### TASK STATEMENT
Filter the entries down to the lines containing "Select", and copy those lines.
*** Opening of RECORDED INFORMATION ***
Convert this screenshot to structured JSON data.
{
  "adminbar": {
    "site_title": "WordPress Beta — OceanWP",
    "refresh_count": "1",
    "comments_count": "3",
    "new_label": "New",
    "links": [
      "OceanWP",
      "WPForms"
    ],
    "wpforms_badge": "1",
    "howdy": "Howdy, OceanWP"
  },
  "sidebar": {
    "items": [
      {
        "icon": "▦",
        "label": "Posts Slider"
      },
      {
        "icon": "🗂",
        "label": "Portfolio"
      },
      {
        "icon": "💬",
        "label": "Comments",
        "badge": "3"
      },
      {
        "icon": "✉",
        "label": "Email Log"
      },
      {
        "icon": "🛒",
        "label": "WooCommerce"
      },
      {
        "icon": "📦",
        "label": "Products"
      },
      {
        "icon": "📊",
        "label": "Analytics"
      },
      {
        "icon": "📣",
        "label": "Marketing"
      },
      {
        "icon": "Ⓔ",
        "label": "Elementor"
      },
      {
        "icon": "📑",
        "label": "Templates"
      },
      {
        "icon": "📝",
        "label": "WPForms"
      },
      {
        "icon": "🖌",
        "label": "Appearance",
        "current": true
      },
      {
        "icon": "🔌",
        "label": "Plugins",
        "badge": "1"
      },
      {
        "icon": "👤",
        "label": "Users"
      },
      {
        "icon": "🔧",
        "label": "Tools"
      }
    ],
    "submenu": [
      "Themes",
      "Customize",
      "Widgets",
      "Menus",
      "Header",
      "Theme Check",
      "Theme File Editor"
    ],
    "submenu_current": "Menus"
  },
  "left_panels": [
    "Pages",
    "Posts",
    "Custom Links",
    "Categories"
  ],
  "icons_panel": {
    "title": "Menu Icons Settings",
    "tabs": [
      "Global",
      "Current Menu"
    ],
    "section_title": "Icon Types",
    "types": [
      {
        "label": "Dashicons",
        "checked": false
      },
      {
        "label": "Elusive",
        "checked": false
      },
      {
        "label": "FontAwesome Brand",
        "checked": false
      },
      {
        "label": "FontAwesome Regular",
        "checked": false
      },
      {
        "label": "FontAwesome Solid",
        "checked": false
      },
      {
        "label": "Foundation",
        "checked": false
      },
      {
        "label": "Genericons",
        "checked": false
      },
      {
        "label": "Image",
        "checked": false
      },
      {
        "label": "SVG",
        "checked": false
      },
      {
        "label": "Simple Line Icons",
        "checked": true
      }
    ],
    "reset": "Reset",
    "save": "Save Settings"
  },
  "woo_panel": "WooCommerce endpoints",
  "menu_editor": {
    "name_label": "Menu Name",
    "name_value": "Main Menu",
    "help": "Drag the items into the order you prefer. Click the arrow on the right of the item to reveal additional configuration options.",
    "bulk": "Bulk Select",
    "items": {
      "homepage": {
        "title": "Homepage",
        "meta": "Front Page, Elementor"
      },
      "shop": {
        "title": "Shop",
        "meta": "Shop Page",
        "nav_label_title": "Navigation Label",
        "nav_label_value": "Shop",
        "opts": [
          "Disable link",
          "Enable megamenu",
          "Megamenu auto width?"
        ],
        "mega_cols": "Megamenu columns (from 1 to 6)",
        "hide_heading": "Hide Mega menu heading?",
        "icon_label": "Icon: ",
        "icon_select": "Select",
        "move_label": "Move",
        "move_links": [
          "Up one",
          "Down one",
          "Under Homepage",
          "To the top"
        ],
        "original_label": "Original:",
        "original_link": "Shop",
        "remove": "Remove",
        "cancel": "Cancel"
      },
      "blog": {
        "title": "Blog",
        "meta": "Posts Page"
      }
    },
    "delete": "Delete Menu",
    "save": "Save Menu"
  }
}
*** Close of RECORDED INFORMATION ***
### EXPECTED ANSWER
    "bulk": "Bulk Select",
        "icon_select": "Select",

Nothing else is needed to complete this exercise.